Listening to recent reviews and discussion around the Canon 5DS, 5DSR and the Leica Q you find some comment around in camera cropping options; features that let you set different crops or effective focal lengths in camera.  Likewise, there’s a note to some 5DS and 5DSR reviews that with so many pixels, one can crop in post and still have decent size files.  Of course, in all these cases you’re losing pixels and image size, and that’s the main focus of debate I encounter.

One nuance I don’t see mentioned so much is the difference in depth of field between a shot “cropped” with a camera feature or in post, versus a shot “cropped” by recomposing, moving nearer your subject.  My street portrait of Czech girl Jitka hopefully serves to illustrate the difference here.

Jitka (Stranger #35/100), London Brick Lane

Above is the main shot from last year’s street encounter with Jitka.  As well as this shot, I took another closer cropped version stepping nearer her (see below).  Depth of field, obviously, is an equation with multiple facets – the width of aperture, the focal length of the lens, but also the distance from sensor to subject, and from subject to background.  Composing more tightly, a closer crop, by stepping near your subject changes an input in that equation – by getting you nearer your subject, it gives a shallower depth of field, as many people seek in a portrait.  It has a three dimensional impact on your composition.

Cropping with a camera feature or in post has only a two dimensional impact on your composition.  It doesn’t change your depth of field, or help to drop a background.  Here’s an example to illustrate.  The first image (left/top) is a Lightroom crop of the main image above.  The second image (right/bottom) is a separate image shot by stepping closer to Jitka – helping to drop the background further out of focus.

Alternate Take - Jitka (Stranger #35/100), London Brick Lane (Simulated Crop)  Alternate Take - Jitka (Stranger #35/100), London Brick Lane

As ever it depends what you’re shooting and what effect you are seeking.  If you are shooting landscapes, seeking front to back sharpness, this nuance probably needn’t enter your considerations and the loss of file size is maybe the biggest trade off to consider.  For those shooting shallow depth of field portraits, I think it’s a valid footnote to the discussion about the advantages of these new features or pixel counts.

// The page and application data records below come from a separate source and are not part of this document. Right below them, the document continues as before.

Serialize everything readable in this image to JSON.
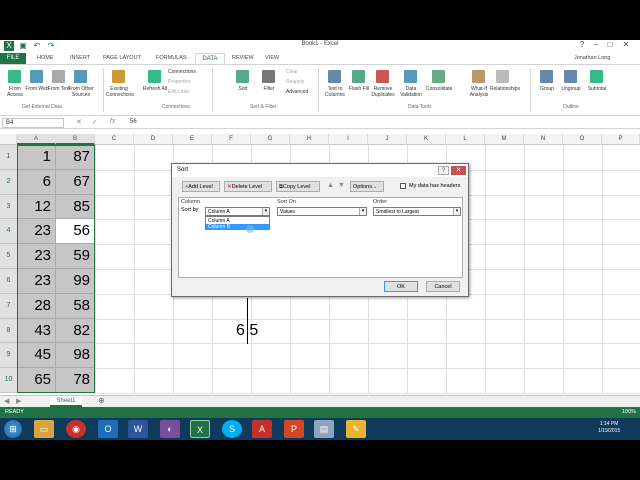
{
  "window": {
    "title": "Book1 - Excel",
    "user": "Jonathan Long"
  },
  "tabs": [
    "FILE",
    "HOME",
    "INSERT",
    "PAGE LAYOUT",
    "FORMULAS",
    "DATA",
    "REVIEW",
    "VIEW"
  ],
  "ribbon": {
    "buttons": [
      {
        "label": "From Access"
      },
      {
        "label": "From Web"
      },
      {
        "label": "From Text"
      },
      {
        "label": "From Other Sources"
      },
      {
        "label": "Existing Connections"
      },
      {
        "label": "Refresh All"
      },
      {
        "label": "Connections"
      },
      {
        "label": "Properties"
      },
      {
        "label": "Edit Links"
      },
      {
        "label": "Sort"
      },
      {
        "label": "Filter"
      },
      {
        "label": "Clear"
      },
      {
        "label": "Reapply"
      },
      {
        "label": "Advanced"
      },
      {
        "label": "Text to Columns"
      },
      {
        "label": "Flash Fill"
      },
      {
        "label": "Remove Duplicates"
      },
      {
        "label": "Data Validation"
      },
      {
        "label": "Consolidate"
      },
      {
        "label": "What-If Analysis"
      },
      {
        "label": "Relationships"
      },
      {
        "label": "Group"
      },
      {
        "label": "Ungroup"
      },
      {
        "label": "Subtotal"
      }
    ],
    "groups": [
      "Get External Data",
      "Connections",
      "Sort & Filter",
      "Data Tools",
      "Outline"
    ]
  },
  "formula_bar": {
    "name_box": "B4",
    "value": "56"
  },
  "columns": [
    "A",
    "B",
    "C",
    "D",
    "E",
    "F",
    "G",
    "H",
    "I",
    "J",
    "K",
    "L",
    "M",
    "N",
    "O",
    "P"
  ],
  "rows": [
    {
      "n": "1",
      "a": "1",
      "b": "87"
    },
    {
      "n": "2",
      "a": "6",
      "b": "67"
    },
    {
      "n": "3",
      "a": "12",
      "b": "85"
    },
    {
      "n": "4",
      "a": "23",
      "b": "56"
    },
    {
      "n": "5",
      "a": "23",
      "b": "59"
    },
    {
      "n": "6",
      "a": "23",
      "b": "99"
    },
    {
      "n": "7",
      "a": "28",
      "b": "58"
    },
    {
      "n": "8",
      "a": "43",
      "b": "82"
    },
    {
      "n": "9",
      "a": "45",
      "b": "98"
    },
    {
      "n": "10",
      "a": "65",
      "b": "78"
    }
  ],
  "dialog": {
    "title": "Sort",
    "help": "?",
    "close": "✕",
    "add_level": "Add Level",
    "delete_level": "Delete Level",
    "copy_level": "Copy Level",
    "options": "Options...",
    "headers_label": "My data has headers",
    "col_header": "Column",
    "sorton_header": "Sort On",
    "order_header": "Order",
    "sort_by": "Sort by",
    "column_value": "Column A",
    "sorton_value": "Values",
    "order_value": "Smallest to Largest",
    "dropdown": [
      "Column A",
      "Column B"
    ],
    "ok": "OK",
    "cancel": "Cancel"
  },
  "overlay_text": "6 5",
  "sheet_tab": "Sheet1",
  "status": {
    "ready": "READY",
    "zoom": "100%"
  },
  "clock": {
    "time": "1:14 PM",
    "date": "1/19/2015"
  }
}
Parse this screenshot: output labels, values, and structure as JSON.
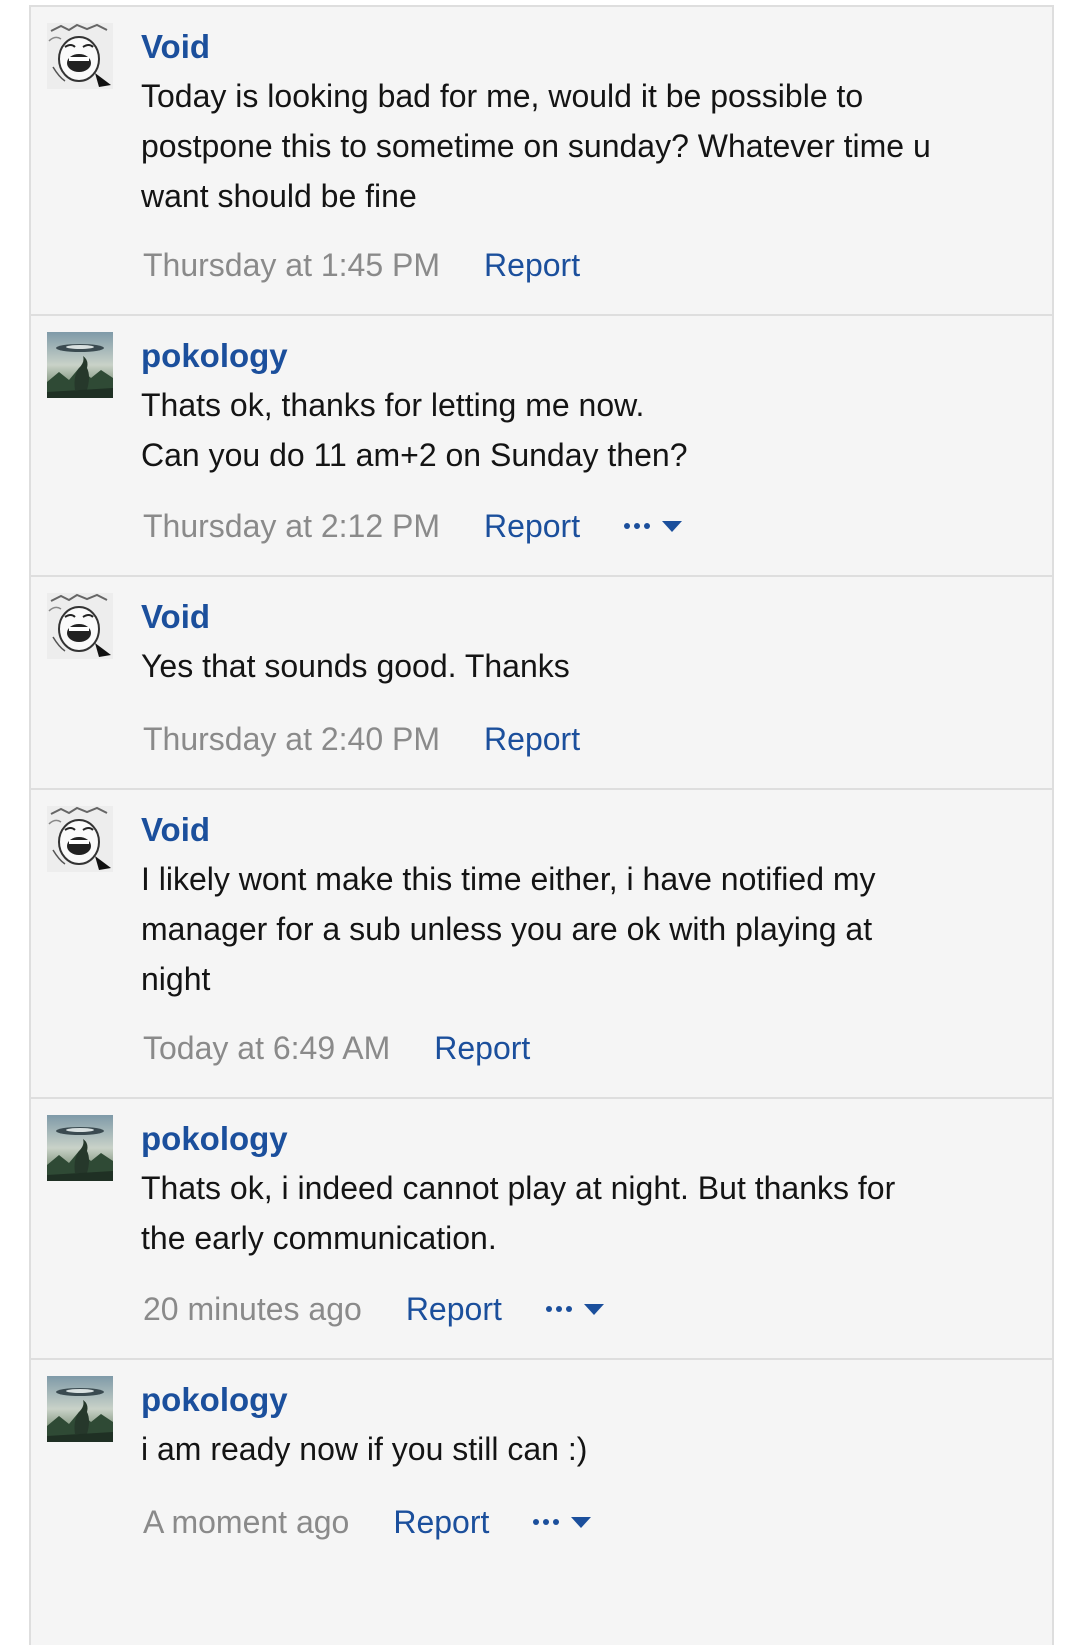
{
  "messages": [
    {
      "author": "Void",
      "avatar": "manga-face-icon",
      "lines": [
        "Today is looking bad for me, would it be possible to",
        "postpone this to sometime on sunday? Whatever time u",
        "want should be fine"
      ],
      "time": "Thursday at 1:45 PM",
      "report_label": "Report",
      "has_more_menu": false
    },
    {
      "author": "pokology",
      "avatar": "landscape-creature-icon",
      "lines": [
        "Thats ok, thanks for letting me now.",
        "Can you do 11 am+2 on Sunday then?"
      ],
      "time": "Thursday at 2:12 PM",
      "report_label": "Report",
      "has_more_menu": true
    },
    {
      "author": "Void",
      "avatar": "manga-face-icon",
      "lines": [
        "Yes that sounds good. Thanks"
      ],
      "time": "Thursday at 2:40 PM",
      "report_label": "Report",
      "has_more_menu": false
    },
    {
      "author": "Void",
      "avatar": "manga-face-icon",
      "lines": [
        "I likely wont make this time either, i have notified my",
        "manager for a sub unless you are ok with playing at",
        "night"
      ],
      "time": "Today at 6:49 AM",
      "report_label": "Report",
      "has_more_menu": false
    },
    {
      "author": "pokology",
      "avatar": "landscape-creature-icon",
      "lines": [
        "Thats ok, i indeed cannot play at night. But thanks for",
        "the early communication."
      ],
      "time": "20 minutes ago",
      "report_label": "Report",
      "has_more_menu": true
    },
    {
      "author": "pokology",
      "avatar": "landscape-creature-icon",
      "lines": [
        "i am ready now if you still can :)"
      ],
      "time": "A moment ago",
      "report_label": "Report",
      "has_more_menu": true
    }
  ],
  "colors": {
    "link": "#1b4f9c",
    "text": "#141414",
    "muted": "#8a8a8a",
    "background": "#f5f5f5",
    "divider": "#dedede"
  }
}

Sometimes the advice against cropping with a camera setting or in Photoshop is overwhelmed by “purists” who simply object on ethical grounds.  That’s a shame, as it disguises some of the tangible effects these decisions have on our images.  I’m a pragmatist, I don’t care how I get the end image.  Often that’s best done in camera, and hopefully this quick examination highlights one of the situations where that’s definitely the case!